The popular drugs known as atypical antipsychotics, prescribed for an array of conditions, including schizophrenia, autism and dementia, double patients’ risk of dying from sudden heart failure, a study has found.
The finding is the latest in a succession of recent reports contradicting the long-held assumption that the new drugs, which include Risperdal, Zyprexa and Seroquel, are safer than the older and much less expensive medications that they replaced.
The risk of death from the drugs is not high, on average about 3 percent in a person being treated at least 10 years, according to the study, published Thursday in The New England Journal of Medicine. Nor was the risk different from that of the older antipsychotic drugs.

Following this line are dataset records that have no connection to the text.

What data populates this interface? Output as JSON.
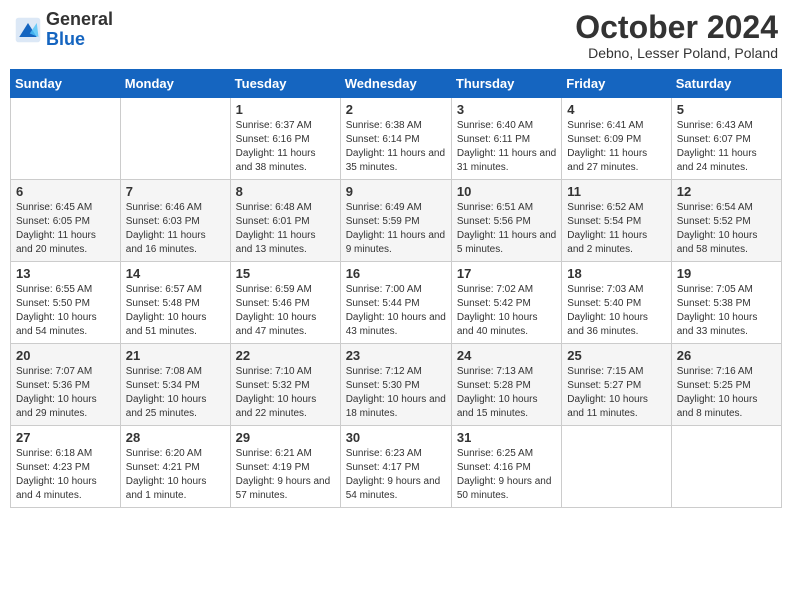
{
  "header": {
    "logo_general": "General",
    "logo_blue": "Blue",
    "month_title": "October 2024",
    "location": "Debno, Lesser Poland, Poland"
  },
  "weekdays": [
    "Sunday",
    "Monday",
    "Tuesday",
    "Wednesday",
    "Thursday",
    "Friday",
    "Saturday"
  ],
  "weeks": [
    [
      {
        "day": "",
        "info": ""
      },
      {
        "day": "",
        "info": ""
      },
      {
        "day": "1",
        "info": "Sunrise: 6:37 AM\nSunset: 6:16 PM\nDaylight: 11 hours and 38 minutes."
      },
      {
        "day": "2",
        "info": "Sunrise: 6:38 AM\nSunset: 6:14 PM\nDaylight: 11 hours and 35 minutes."
      },
      {
        "day": "3",
        "info": "Sunrise: 6:40 AM\nSunset: 6:11 PM\nDaylight: 11 hours and 31 minutes."
      },
      {
        "day": "4",
        "info": "Sunrise: 6:41 AM\nSunset: 6:09 PM\nDaylight: 11 hours and 27 minutes."
      },
      {
        "day": "5",
        "info": "Sunrise: 6:43 AM\nSunset: 6:07 PM\nDaylight: 11 hours and 24 minutes."
      }
    ],
    [
      {
        "day": "6",
        "info": "Sunrise: 6:45 AM\nSunset: 6:05 PM\nDaylight: 11 hours and 20 minutes."
      },
      {
        "day": "7",
        "info": "Sunrise: 6:46 AM\nSunset: 6:03 PM\nDaylight: 11 hours and 16 minutes."
      },
      {
        "day": "8",
        "info": "Sunrise: 6:48 AM\nSunset: 6:01 PM\nDaylight: 11 hours and 13 minutes."
      },
      {
        "day": "9",
        "info": "Sunrise: 6:49 AM\nSunset: 5:59 PM\nDaylight: 11 hours and 9 minutes."
      },
      {
        "day": "10",
        "info": "Sunrise: 6:51 AM\nSunset: 5:56 PM\nDaylight: 11 hours and 5 minutes."
      },
      {
        "day": "11",
        "info": "Sunrise: 6:52 AM\nSunset: 5:54 PM\nDaylight: 11 hours and 2 minutes."
      },
      {
        "day": "12",
        "info": "Sunrise: 6:54 AM\nSunset: 5:52 PM\nDaylight: 10 hours and 58 minutes."
      }
    ],
    [
      {
        "day": "13",
        "info": "Sunrise: 6:55 AM\nSunset: 5:50 PM\nDaylight: 10 hours and 54 minutes."
      },
      {
        "day": "14",
        "info": "Sunrise: 6:57 AM\nSunset: 5:48 PM\nDaylight: 10 hours and 51 minutes."
      },
      {
        "day": "15",
        "info": "Sunrise: 6:59 AM\nSunset: 5:46 PM\nDaylight: 10 hours and 47 minutes."
      },
      {
        "day": "16",
        "info": "Sunrise: 7:00 AM\nSunset: 5:44 PM\nDaylight: 10 hours and 43 minutes."
      },
      {
        "day": "17",
        "info": "Sunrise: 7:02 AM\nSunset: 5:42 PM\nDaylight: 10 hours and 40 minutes."
      },
      {
        "day": "18",
        "info": "Sunrise: 7:03 AM\nSunset: 5:40 PM\nDaylight: 10 hours and 36 minutes."
      },
      {
        "day": "19",
        "info": "Sunrise: 7:05 AM\nSunset: 5:38 PM\nDaylight: 10 hours and 33 minutes."
      }
    ],
    [
      {
        "day": "20",
        "info": "Sunrise: 7:07 AM\nSunset: 5:36 PM\nDaylight: 10 hours and 29 minutes."
      },
      {
        "day": "21",
        "info": "Sunrise: 7:08 AM\nSunset: 5:34 PM\nDaylight: 10 hours and 25 minutes."
      },
      {
        "day": "22",
        "info": "Sunrise: 7:10 AM\nSunset: 5:32 PM\nDaylight: 10 hours and 22 minutes."
      },
      {
        "day": "23",
        "info": "Sunrise: 7:12 AM\nSunset: 5:30 PM\nDaylight: 10 hours and 18 minutes."
      },
      {
        "day": "24",
        "info": "Sunrise: 7:13 AM\nSunset: 5:28 PM\nDaylight: 10 hours and 15 minutes."
      },
      {
        "day": "25",
        "info": "Sunrise: 7:15 AM\nSunset: 5:27 PM\nDaylight: 10 hours and 11 minutes."
      },
      {
        "day": "26",
        "info": "Sunrise: 7:16 AM\nSunset: 5:25 PM\nDaylight: 10 hours and 8 minutes."
      }
    ],
    [
      {
        "day": "27",
        "info": "Sunrise: 6:18 AM\nSunset: 4:23 PM\nDaylight: 10 hours and 4 minutes."
      },
      {
        "day": "28",
        "info": "Sunrise: 6:20 AM\nSunset: 4:21 PM\nDaylight: 10 hours and 1 minute."
      },
      {
        "day": "29",
        "info": "Sunrise: 6:21 AM\nSunset: 4:19 PM\nDaylight: 9 hours and 57 minutes."
      },
      {
        "day": "30",
        "info": "Sunrise: 6:23 AM\nSunset: 4:17 PM\nDaylight: 9 hours and 54 minutes."
      },
      {
        "day": "31",
        "info": "Sunrise: 6:25 AM\nSunset: 4:16 PM\nDaylight: 9 hours and 50 minutes."
      },
      {
        "day": "",
        "info": ""
      },
      {
        "day": "",
        "info": ""
      }
    ]
  ]
}
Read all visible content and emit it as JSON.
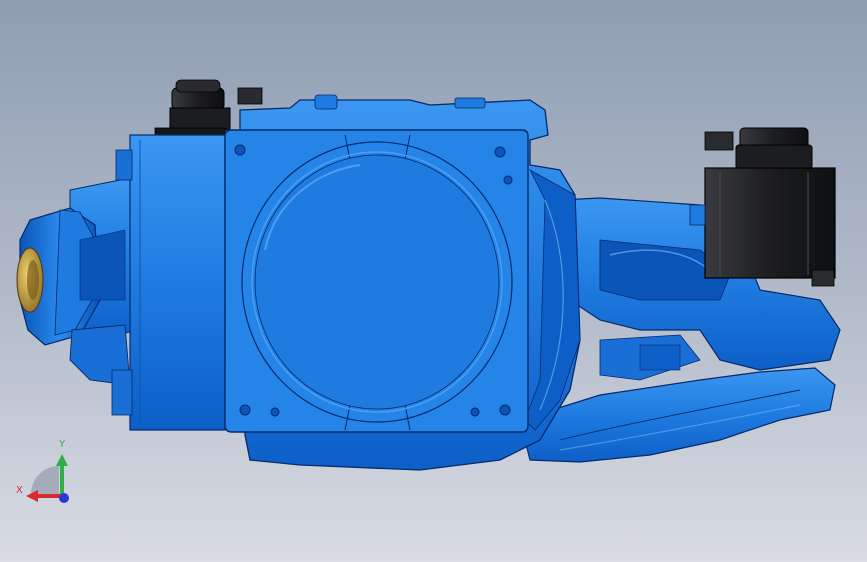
{
  "triad": {
    "x_label": "X",
    "y_label": "Y",
    "x_color": "#d92b2b",
    "y_color": "#2fb043",
    "z_color": "#2a38d9"
  },
  "colors": {
    "part_main": "#1f7be0",
    "part_shadow": "#0b55b8",
    "part_highlight": "#3b97f0",
    "edge": "#062a6a",
    "motor_body": "#1e1f22",
    "bushing": "#c8a030"
  }
}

But it was significant enough that an accompanying editorial urged doctors to limit their prescribing of antipsychotic drugs, especially to children and elderly patients, who can be highly susceptible to the drugs’ side effects, including rapid weight gain.
In recent years, the newer drugs, which account for about 90 percent of the market, have become increasingly controversial, as prescription rates to children and elderly people have soared. Doctors use the drugs to settle outbursts related to a host of psychiatric disorders, including attention deficit disorder and Alzheimer’s disease. Most are not approved for such use. After an analysis of study data, the Food and Drug Administration required that all antipsychotics’ labels contain a warning that the drugs were associated with a heightened risk of heart failure in elderly patients.
The new study, an analysis of more than 250,000 Medicaid records, is the first to rigorously document that risk for the newer drugs in adults over 30 without previous heart problems.
In the study, researchers at Vanderbilt University and the Nashville Veterans Affairs Medical Center analyzed Tennessee Medicaid records for 276,907 people ages 30 to 74. About a third of them began taking an antipsychotic medication in the period studied, from 1990 to 2005, either a newer atypical or an older drug. Two-thirds made up a control group. The researchers excluded patients with heart disease or other problems that might put them at higher risk of cardiac failure. Antipsychotic drugs can affect heart rhythm in some vulnerable people.
They found 478 sudden cardiac deaths among those taking the drugs, about twice the rate of the control group. The risk — equivalent to 3 deaths for every 1,000 patients taking the drugs for a year — was about the same whether people took the newer or older medications. The higher the dose of the drug, the study found, the higher the risk of sudden death.
“The implication of this study is that physicians need to do a very careful cardiovascular evaluation prior to prescribing these drugs,” especially if there are alternative treatments, said the lead author, Wayne A. Ray, a professor of preventive medicine at Vanderbilt and the Nashville veterans’ hospital. “Then, if they’re used, to pay careful attention to using the lowest possible dose.”
Dr. Ray’s co-authors were Dr. Cecilia P. Chung, Dr. Katherine T. Murray, Kathi Hall, and C. Michael Stein, all of Vanderbilt.
In 2005, government-sponsored researchers reported that three of four new antipsychotic drugs tested were no more effective than an older, far less expensive drug in treating schizophrenia — the disorder for which they were originally approved.
In 2006, doctors working on the same large study reported that the drugs were no more effective than placebos for most elderly patients being treated for dementia-related psychosis. Since then, several review articles have come to similar conclusions, and raised concern about a far more common side effect: weight gain.
“When it comes to treating kids, these cardiac events are going to be rare,” said Dr. Jon McClellan, a psychiatrist at the University of Washington. “But heart problems due to obesity are not rare, and the public-health implications of kids on these drugs gaining 10 to 15 pounds are much greater.”